There are many discussions across the world about using the internet and how it should be policed. Many of the less democratic countries already have rather sweeping digital laws allowing content to be blocked, services closed down and users arrested. These laws usually are phrased rather vaguely, using excuses like national interest or public safety. They’re usually designed to be broad enough to cover whichever situation the authorities require without sounding unduly restrictive. The reality is that in many countries the 140 characters of a Tweet is enough to get you hefty prison sentences.
People seek anonymity for different reasons depending on their location. Of course in countries like Iran, China and lots of Far Eastern you have to be very careful what you say online, if you criticise leaders that can be enough to get you locked away for a very long time. In 2015 a Thai man ‘liked’ and ‘shared’ a Facebook photograph which was critical of the Thai Royal family, he’s currently awaiting trial and faces 32 years in jail. Needless to say Thailand is a country where you should be very careful about what you do online particularly if it involves the royal family.
In other more democratic and arguably civilized countries there are somewhat different concerns about privacy online. You are unlikely to get arrested for being critical of Western leaders online, however don’t assume that your comments are not being monitored. Most of the advanced countries, particularly in places like the US and UK, online activity is extensively logged. In the UK legislation is being passed to legitimize this behaviour but it’s fairly certain to assume it’s already being going on for many years prior to this.
Much of the problems about privacy relate to the fact that it’s so easy to monitor people online. The internet is simply not designed for privacy, it uses insecure clear text protocols like HTTP and email, whilst distributing our connections through a mesh of hardware owned by all sorts of people and corporations. If you have access to a network hardware in a telecommunications company then there’s little you can’t access with the right resources.
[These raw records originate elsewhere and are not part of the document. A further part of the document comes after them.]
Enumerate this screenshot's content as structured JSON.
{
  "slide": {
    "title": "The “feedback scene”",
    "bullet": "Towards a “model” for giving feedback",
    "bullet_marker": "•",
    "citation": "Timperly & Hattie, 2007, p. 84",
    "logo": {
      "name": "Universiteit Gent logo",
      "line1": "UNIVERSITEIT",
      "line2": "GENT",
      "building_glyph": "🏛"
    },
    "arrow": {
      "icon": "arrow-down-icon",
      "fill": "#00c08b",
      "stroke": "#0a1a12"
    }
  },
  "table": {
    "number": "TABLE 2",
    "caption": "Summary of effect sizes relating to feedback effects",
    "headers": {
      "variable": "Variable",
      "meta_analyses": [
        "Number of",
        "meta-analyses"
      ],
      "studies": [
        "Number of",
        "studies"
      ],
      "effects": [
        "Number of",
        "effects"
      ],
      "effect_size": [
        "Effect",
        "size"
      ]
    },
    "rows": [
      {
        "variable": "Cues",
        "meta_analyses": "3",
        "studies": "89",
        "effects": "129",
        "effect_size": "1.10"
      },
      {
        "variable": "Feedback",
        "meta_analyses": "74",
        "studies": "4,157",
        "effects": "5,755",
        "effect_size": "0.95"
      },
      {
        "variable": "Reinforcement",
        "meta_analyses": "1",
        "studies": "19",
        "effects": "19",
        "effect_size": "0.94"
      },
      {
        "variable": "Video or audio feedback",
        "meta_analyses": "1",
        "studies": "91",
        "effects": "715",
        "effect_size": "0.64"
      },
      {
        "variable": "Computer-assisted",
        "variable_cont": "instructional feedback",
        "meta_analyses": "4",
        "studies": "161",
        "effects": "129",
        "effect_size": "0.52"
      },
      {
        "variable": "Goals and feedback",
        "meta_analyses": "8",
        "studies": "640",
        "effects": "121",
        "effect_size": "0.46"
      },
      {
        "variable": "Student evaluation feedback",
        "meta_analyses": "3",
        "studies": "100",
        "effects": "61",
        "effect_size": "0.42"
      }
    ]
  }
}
Of course, the morality of this can be quite unclear but there are other areas where legality can be used as a perfectly justifiable excuse.
For example download a Bit Torrent client, join a swarm to download a pirated copy of the latest blockbuster movie and in your screen you’ll instantly see a page full of IP addresses of people illegally downloading copyrighted material. It’s not hidden, not hard to find and only one step away from turning that into a list of names and addresses. The people who use these programs are mostly unaware that they are not downloading torrents anonymously, in fact they’re doing it whilst actively broadcasting their identities.
The important factor to remember whatever you’re doing online, wherever you are and irrespective of who you are – you are probably being monitored to some extent. Whether it’s merely being sucked up by one of the UK security services huge data trawls or more specifically by a media company seeking damages for copyright infringements – it could be happening.